Upon first spin, Trouble Will Find Me, the warm, wistful, and weary sixth long-player from The National, sounds a lot like 2010's warm, wistful, and weary High Violet, but where the former was built on a foundation of suburban despondency and casual, middle class self-destruction (and skillfully juggled melodrama and dark comedy), the latter feels mired in regret, seeking refuge in the arms of old friends and lost lovers, sounding for all the world like a single cube of ice lazily swirling about a recently drained tumbler of single malt scotch, a notion best intoned on early album standout "Demons," which casually announces "I am secretly in love with everyone I grew up with."
Celebrated as an instrumentalist and a vocalist, Australian artist Nicki Parrott has earned acclaim as one of the most engaging talents to emerge on the jazz scene in the 21st century. Born in Newcastle, New South Wales, Australia in 1970, Parrott had a precocious talent for music, first learning to play the piano when she was four years old.
After composition student Ellis Ludwig-Leone graduated from Yale in 2011, instead of giving in to post-college feelings of aimlessness and "what next?" confusion, he set about to work on the epic master statement that he dubbed San Fermin. The self-titled debut is a massive collection of densely layered orchestral pop stuck between the technical tendencies of classically trained musicians and the summery electro-pop curiosity of chamber-leaning indie acts like Dirty Projectors, Grizzly Bear, and Sufjan Stevens. Ludwig-Leone acts in a "man behind the curtain" fashion for San Fermin, conducting more than a dozen musicians and vocalists through his songs and only contributing piano and keyboards himself.
Fritz Reiner was one of the foremost conductors of his time. Crowning his long career in Europe and America was the decade from 1954 to 1963 as music director of the Chicago Symphony Orchestra – an illustrious partnership that ranks along such other historical tenures as Karajan’s in Berlin, Szell’s in Cleveland and Bernstein’s in New York.
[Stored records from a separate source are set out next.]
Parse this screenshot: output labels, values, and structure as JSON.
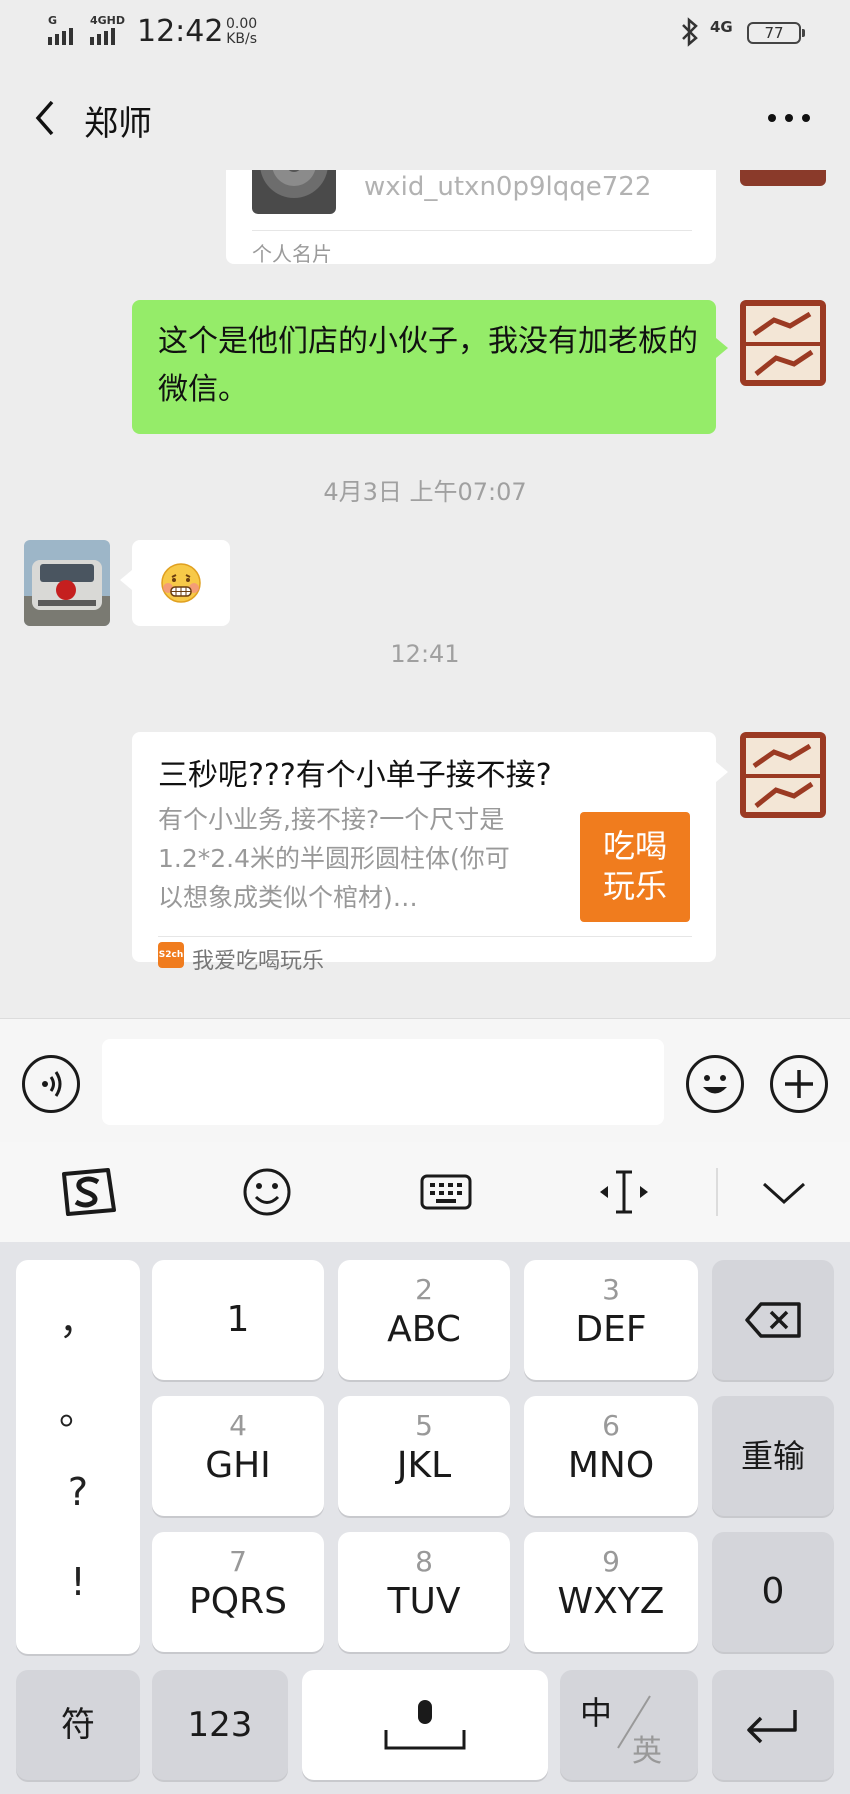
{
  "status_bar": {
    "signal1": "G",
    "signal2": "4GHD",
    "time": "12:42",
    "speed_value": "0.00",
    "speed_unit": "KB/s",
    "network": "4G",
    "battery": "77"
  },
  "header": {
    "title": "郑师",
    "back_icon": "chevron-left-icon",
    "more_icon": "more-dots-icon"
  },
  "messages": {
    "card": {
      "wxid": "wxid_utxn0p9lqqe722",
      "footer": "个人名片"
    },
    "sent_text": "这个是他们店的小伙子，我没有加老板的微信。",
    "timestamp1": "4月3日 上午07:07",
    "received_emoji": "grimacing-face-emoji",
    "timestamp2": "12:41",
    "link_card": {
      "title": "三秒呢???有个小单子接不接?",
      "description": "有个小业务,接不接?一个尺寸是1.2*2.4米的半圆形圆柱体(你可以想象成类似个棺材)…",
      "thumb_text_line1": "吃喝",
      "thumb_text_line2": "玩乐",
      "source_icon_text": "S2ch",
      "source": "我爱吃喝玩乐"
    }
  },
  "input_bar": {
    "voice_icon": "voice-icon",
    "emoji_icon": "smiley-icon",
    "plus_icon": "plus-icon"
  },
  "keyboard_toolbar": {
    "icons": [
      "sogou-logo-icon",
      "smiley-icon",
      "keyboard-icon",
      "cursor-move-icon",
      "chevron-down-icon"
    ]
  },
  "keyboard": {
    "symbols": [
      "，",
      "。",
      "?",
      "!"
    ],
    "keys": [
      {
        "num": "",
        "letters": "1"
      },
      {
        "num": "2",
        "letters": "ABC"
      },
      {
        "num": "3",
        "letters": "DEF"
      },
      {
        "num": "4",
        "letters": "GHI"
      },
      {
        "num": "5",
        "letters": "JKL"
      },
      {
        "num": "6",
        "letters": "MNO"
      },
      {
        "num": "7",
        "letters": "PQRS"
      },
      {
        "num": "8",
        "letters": "TUV"
      },
      {
        "num": "9",
        "letters": "WXYZ"
      }
    ],
    "reinput": "重输",
    "zero": "0",
    "symbol_key": "符",
    "num_key": "123",
    "lang_zh": "中",
    "lang_en": "英"
  },
  "colors": {
    "bubble_green": "#95ec69",
    "thumb_orange": "#f07c1e",
    "background": "#ededed"
  }
}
Gone are the morose, gothic lo-vibes and in their place is an airy almost dance track that still sounds as true to form as other endeavor Danilova has ever undertaken. An old hit and recent show-stopper live track, "Seatalk" has been re-recorded as well and this new well mic'd version is breathtakingly good. There will be a video coming for that soon too. Closer, "Lightsick" is a straight piano ballad. Not synth, real piano. And for her darker fans, "Tower" still has that Mad Maxian apocalypse creep we know and love.